Report by Anna Milton, Junior Team Member and Fan Supporter at KSR
Playing my role as fan support for the team, I was given the opportunity to hitch a ride up to the Killington stage road race and observe the race routines of the team. As a spectator of all of the women, I obtained certain race strategies of the racers as well as daily routines. Overall, every one of the women had a fantastic and admirable weekend of racing, proving that each of their individual strategies and routines complete the job and thus, are good model routines to follow for other, younger disciples.
Waking up at approximately 6:30 AM each morning, the racers would settle down for a hardy breakfast of carbs and proceed to relax and digest their food for the next 20 minutes. Subsequently, they slowly slip into their kits and get all suited up for the race. The women then make last minute adjustments to their bikes, perhaps changing their cassettes to allow for an easier set of gears up the numerous climbs in the morning’s race. Finally, nearly ready to take off to the start, the women throw us their feed zone water bottles and are out the door with following cheers of good luck from us (one of our, the race supporters, jobs is to supply the racers with spare bottles at the feed zone).

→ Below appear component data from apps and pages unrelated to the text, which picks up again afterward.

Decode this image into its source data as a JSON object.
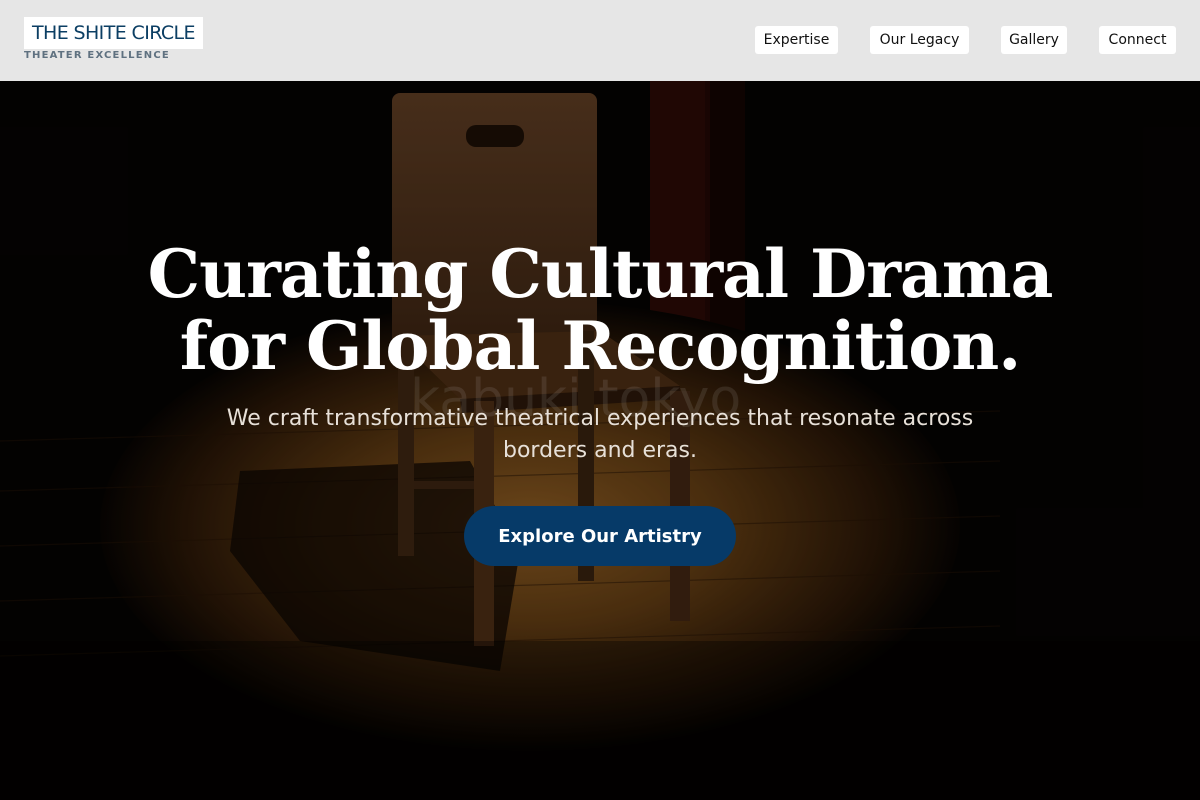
{
  "brand": {
    "title": "THE SHITE CIRCLE",
    "subtitle": "THEATER EXCELLENCE"
  },
  "nav": {
    "items": [
      {
        "label": "Expertise"
      },
      {
        "label": "Our Legacy"
      },
      {
        "label": "Gallery"
      },
      {
        "label": "Connect"
      }
    ]
  },
  "hero": {
    "headline": "Curating Cultural Drama for Global Recognition.",
    "subtext": "We craft transformative theatrical experiences that resonate across borders and eras.",
    "cta_label": "Explore Our Artistry",
    "background_image": "wooden-chair-on-spotlit-stage"
  },
  "colors": {
    "header_bg": "#e6e6e6",
    "brand": "#0b3e63",
    "cta_bg": "#063a68"
  }
}
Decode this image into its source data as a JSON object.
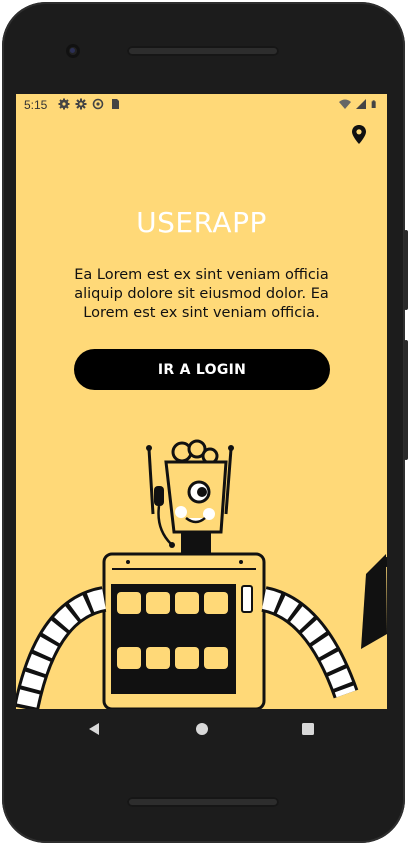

When the racers arrive at the start, they proceed with a 45 minute warm up to supply their legs with sufficient amounts of blood and oxygen prior the race.
As the first stage, the circuit race was the easiest, requiring the least amount of effort, and we were rewarded with admirable places in both the Women’s Pro 1-2 and Women’s 3-4. The Time Trial surely would be much more arduous; just after the circuit, there was no rest, everyone was already preoccupied with worrisome thoughts about the upcoming TT.
The following morning: same routine as the previous. One quick observation, when there are two bathrooms shared amongst unnerved five racers and six jittery race supporters on the morning of a race, lets just say the bathrooms didn’t always smell like roses. But they needed that stuff out of their system before the TT!
All of the women placed well in the Time Trial and felt the pain of the gain afterwards. Their assignment for the afternoon was to be official “couch potatoes”. Race supporters, however, were given free reign over what to do with the afternoon, and so, Mom, John D and I tooled out for a sure-to-be arduous ride up bear mountain, whose summit was the finish of the next day’s road race. In total, the climb took us 22 minutes, no saddles. At the summit, you nearly fall off the bike with jello-like legs and an upturned stomach. This is what the racers were sentenced to after racing some 60 miles already! They were all going to sleep well the next night.
I have practically memorized morning routine by now, which is exactly what I wished to accomplish; I wanted to comprehend and obtain the tactics of racing prior and post race.
Missing the start of the road race, Mom and I head to the feed zone, waiting for Larry and the others after the starts of both women’s categories. When everyone else arrives, we set up camp in the midst of the zone and proceed to hand off the bottles to the racers in both fields. After a bit of chaos, we flee the feed zone with little time to spare getting to the finish.
With perhaps a bit of speeding, for instance, driving 45 in a 30 mph zone (Mom!) and maybe a few not so nice words spilled out of fear of missing the finish, we fortunately get to the mountain’s summit in the nick of time. Sprinting to the line, all I see is this very distinct black and yellow thing bobbling up and down at the crest of the mountain, immediately recognized as… Anna! Of course, her fan club screeches bloody murder in excitement, and we watch as she makes the final push towards the finish line taking a brilliant 3rd place! One after another, resembling fantastic teammates, Becca and Ann finish soon after with crazy cheers from us as well as painfully exhausted legs. Fatigued, the racers plop down beside the finish and we follow, waiting to see our W 3-4 racers appear to applaud them at the finish.
Straining our eyes, we see Christina pumping her legs up and down like an over used piston, slowly but surely she rolls over the finish. Just after, Allison, beat like all the rest, still manages a strong finish. And you know, the most admirable thing, was that, even though every one of our women were dead beat, they still congratulated and offered sincere words of support to their other teammates. In conclusion, one of the most important pieces of info I acquired throughout the weekend was that, no matter how fast, slow, smart or dumb a racer you are, people will always support you, that’s what a team is for. I have to say, I was welcomed into the best team I can imagine, one where the members always support each other; there is never any rivalry, drama or bratty girls, so, thank you, team, coach, and race supporters, for allowing none of that crap!